▶ PROBLEM REQUIREMENTS: Only the number is wanted: count the lines in the data with "不多尝试一些事情怎么知道自己适合什么" in them.

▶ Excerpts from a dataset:
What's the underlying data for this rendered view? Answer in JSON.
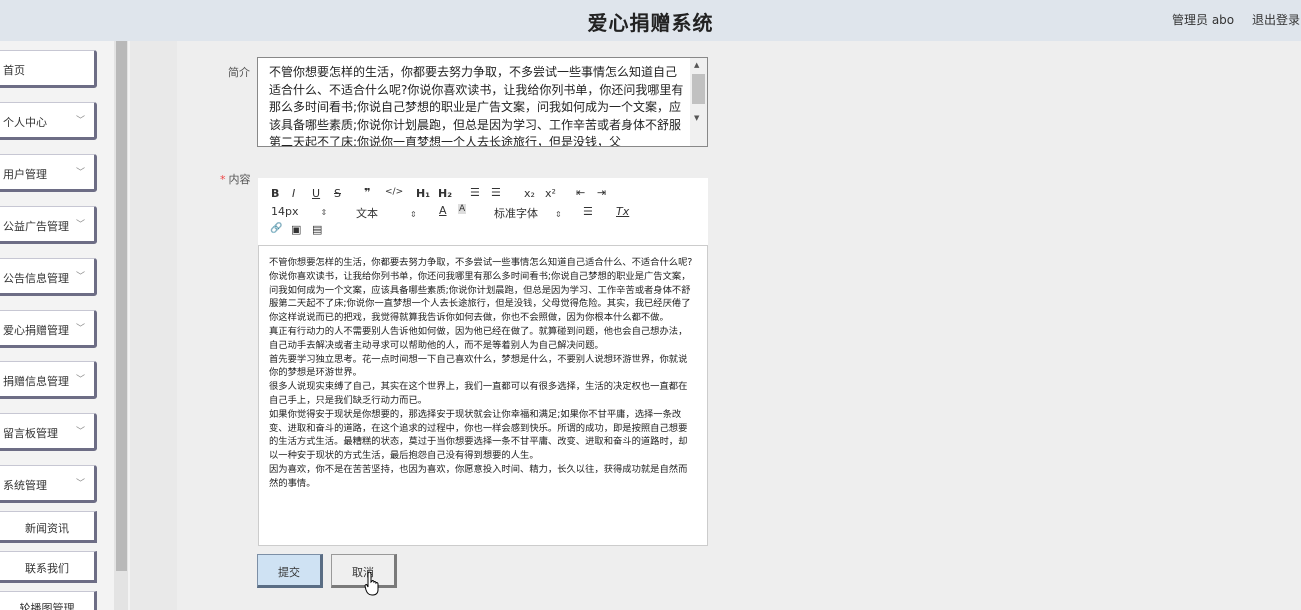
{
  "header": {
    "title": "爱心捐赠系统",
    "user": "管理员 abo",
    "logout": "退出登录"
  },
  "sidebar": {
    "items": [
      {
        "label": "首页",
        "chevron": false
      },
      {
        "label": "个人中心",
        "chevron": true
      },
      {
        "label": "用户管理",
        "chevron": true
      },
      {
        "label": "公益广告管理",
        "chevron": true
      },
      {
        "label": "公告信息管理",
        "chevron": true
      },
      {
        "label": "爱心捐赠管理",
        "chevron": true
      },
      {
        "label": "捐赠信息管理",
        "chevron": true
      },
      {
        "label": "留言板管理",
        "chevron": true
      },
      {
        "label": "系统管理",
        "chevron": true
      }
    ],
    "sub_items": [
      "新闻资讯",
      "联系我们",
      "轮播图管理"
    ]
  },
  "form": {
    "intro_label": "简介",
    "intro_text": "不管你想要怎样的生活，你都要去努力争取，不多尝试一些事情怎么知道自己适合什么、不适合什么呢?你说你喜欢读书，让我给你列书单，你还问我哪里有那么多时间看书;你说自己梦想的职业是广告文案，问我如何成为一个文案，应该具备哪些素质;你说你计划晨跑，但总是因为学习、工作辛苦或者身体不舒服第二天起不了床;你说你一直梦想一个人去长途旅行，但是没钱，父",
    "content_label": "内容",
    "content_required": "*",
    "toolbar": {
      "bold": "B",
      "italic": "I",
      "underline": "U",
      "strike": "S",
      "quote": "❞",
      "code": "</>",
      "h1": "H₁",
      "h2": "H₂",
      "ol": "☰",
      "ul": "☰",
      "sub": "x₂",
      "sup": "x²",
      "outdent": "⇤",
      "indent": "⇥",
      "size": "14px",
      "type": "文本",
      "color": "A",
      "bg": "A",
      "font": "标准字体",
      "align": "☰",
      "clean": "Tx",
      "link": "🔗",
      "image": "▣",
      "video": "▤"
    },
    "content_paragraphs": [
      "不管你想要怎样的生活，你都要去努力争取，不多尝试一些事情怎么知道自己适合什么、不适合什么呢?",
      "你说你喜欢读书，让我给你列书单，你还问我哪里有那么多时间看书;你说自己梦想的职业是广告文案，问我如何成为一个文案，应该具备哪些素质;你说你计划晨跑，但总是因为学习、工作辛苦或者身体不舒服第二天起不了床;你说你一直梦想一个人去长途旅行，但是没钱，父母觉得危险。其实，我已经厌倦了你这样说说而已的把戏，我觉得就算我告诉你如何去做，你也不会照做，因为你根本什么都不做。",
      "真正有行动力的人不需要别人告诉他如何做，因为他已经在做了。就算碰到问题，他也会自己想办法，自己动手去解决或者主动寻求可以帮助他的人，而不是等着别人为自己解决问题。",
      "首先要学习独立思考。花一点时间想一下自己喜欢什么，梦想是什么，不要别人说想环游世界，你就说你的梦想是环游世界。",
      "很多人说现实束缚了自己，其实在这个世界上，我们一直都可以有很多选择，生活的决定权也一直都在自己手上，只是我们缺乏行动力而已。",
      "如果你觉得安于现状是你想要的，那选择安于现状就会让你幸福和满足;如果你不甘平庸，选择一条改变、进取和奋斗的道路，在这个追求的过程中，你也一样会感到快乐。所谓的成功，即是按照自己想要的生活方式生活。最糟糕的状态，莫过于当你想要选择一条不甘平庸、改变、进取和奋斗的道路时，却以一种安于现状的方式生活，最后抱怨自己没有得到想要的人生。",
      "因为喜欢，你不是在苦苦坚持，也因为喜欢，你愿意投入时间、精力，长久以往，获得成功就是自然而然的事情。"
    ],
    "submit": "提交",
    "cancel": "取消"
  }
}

▶ EXERCISE RESULT: 2